REQUIREMENT: Repeat the records exactly, with one exception: no images.

Records excerpted from a collection:
***

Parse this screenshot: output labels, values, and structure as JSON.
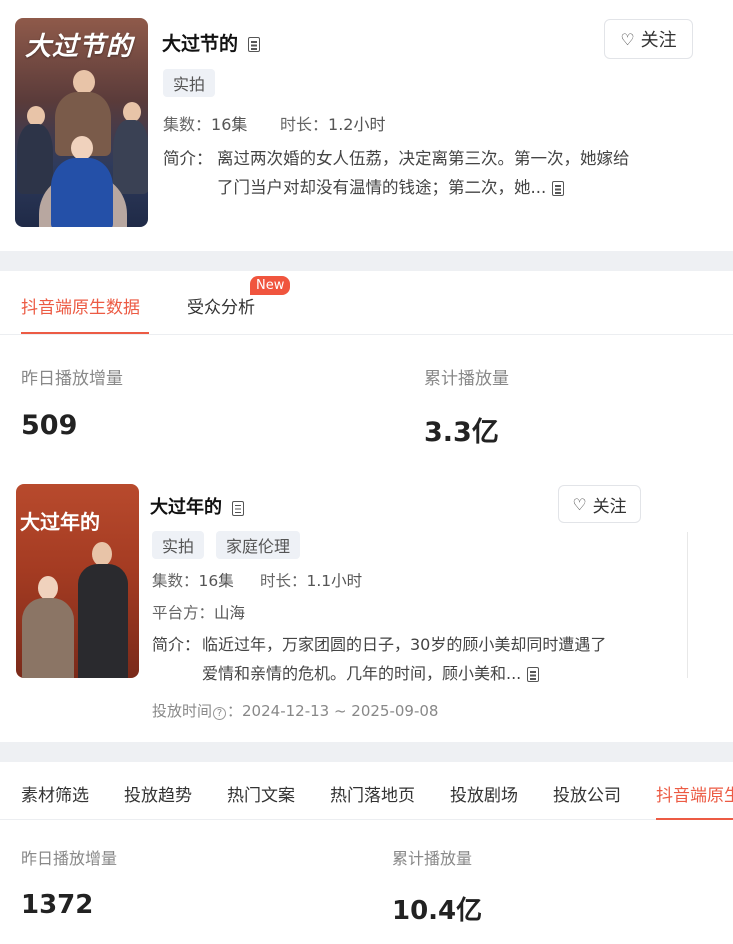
{
  "drama1": {
    "poster_text": "大过节的",
    "title": "大过节的",
    "follow_label": "关注",
    "tags": [
      "实拍"
    ],
    "episodes_label": "集数：",
    "episodes": "16集",
    "duration_label": "时长：",
    "duration": "1.2小时",
    "desc_label": "简介：",
    "desc_line1": "离过两次婚的女人伍荔，决定离第三次。第一次，她嫁给",
    "desc_line2": "了门当户对却没有温情的钱途；第二次，她..."
  },
  "tabs1": {
    "items": [
      "抖音端原生数据",
      "受众分析"
    ],
    "new_badge": "New",
    "active_index": 0
  },
  "stats1": {
    "yesterday_label": "昨日播放增量",
    "yesterday_value": "509",
    "total_label": "累计播放量",
    "total_value": "3.3亿"
  },
  "drama2": {
    "poster_text": "大过年的",
    "title": "大过年的",
    "follow_label": "关注",
    "tags": [
      "实拍",
      "家庭伦理"
    ],
    "episodes_label": "集数：",
    "episodes": "16集",
    "duration_label": "时长：",
    "duration": "1.1小时",
    "platform_label": "平台方：",
    "platform": "山海",
    "desc_label": "简介：",
    "desc_line1": "临近过年，万家团圆的日子，30岁的顾小美却同时遭遇了",
    "desc_line2": "爱情和亲情的危机。几年的时间，顾小美和...",
    "airtime_label": "投放时间",
    "airtime": "：2024-12-13 ~ 2025-09-08"
  },
  "tabs2": {
    "items": [
      "素材筛选",
      "投放趋势",
      "热门文案",
      "热门落地页",
      "投放剧场",
      "投放公司",
      "抖音端原生"
    ],
    "active_index": 6
  },
  "stats2": {
    "yesterday_label": "昨日播放增量",
    "yesterday_value": "1372",
    "total_label": "累计播放量",
    "total_value": "10.4亿"
  },
  "colors": {
    "accent": "#ec5b44",
    "badge": "#f0553e",
    "divider": "#eef0f3"
  }
}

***

OUTPUT OF THE TASK:
Parse this screenshot: output labels, values, and structure as JSON.
{
  "drama1": {
    "poster_text": "大过节的",
    "title": "大过节的",
    "follow_label": "关注",
    "tags": [
      "实拍"
    ],
    "episodes_label": "集数：",
    "episodes": "16集",
    "duration_label": "时长：",
    "duration": "1.2小时",
    "desc_label": "简介：",
    "desc_line1": "离过两次婚的女人伍荔，决定离第三次。第一次，她嫁给",
    "desc_line2": "了门当户对却没有温情的钱途；第二次，她..."
  },
  "tabs1": {
    "items": [
      "抖音端原生数据",
      "受众分析"
    ],
    "new_badge": "New",
    "active_index": 0
  },
  "stats1": {
    "yesterday_label": "昨日播放增量",
    "yesterday_value": "509",
    "total_label": "累计播放量",
    "total_value": "3.3亿"
  },
  "drama2": {
    "poster_text": "大过年的",
    "title": "大过年的",
    "follow_label": "关注",
    "tags": [
      "实拍",
      "家庭伦理"
    ],
    "episodes_label": "集数：",
    "episodes": "16集",
    "duration_label": "时长：",
    "duration": "1.1小时",
    "platform_label": "平台方：",
    "platform": "山海",
    "desc_label": "简介：",
    "desc_line1": "临近过年，万家团圆的日子，30岁的顾小美却同时遭遇了",
    "desc_line2": "爱情和亲情的危机。几年的时间，顾小美和...",
    "airtime_label": "投放时间",
    "airtime": "：2024-12-13 ~ 2025-09-08"
  },
  "tabs2": {
    "items": [
      "素材筛选",
      "投放趋势",
      "热门文案",
      "热门落地页",
      "投放剧场",
      "投放公司",
      "抖音端原生"
    ],
    "active_index": 6
  },
  "stats2": {
    "yesterday_label": "昨日播放增量",
    "yesterday_value": "1372",
    "total_label": "累计播放量",
    "total_value": "10.4亿"
  },
  "colors": {
    "accent": "#ec5b44",
    "badge": "#f0553e",
    "divider": "#eef0f3"
  }
}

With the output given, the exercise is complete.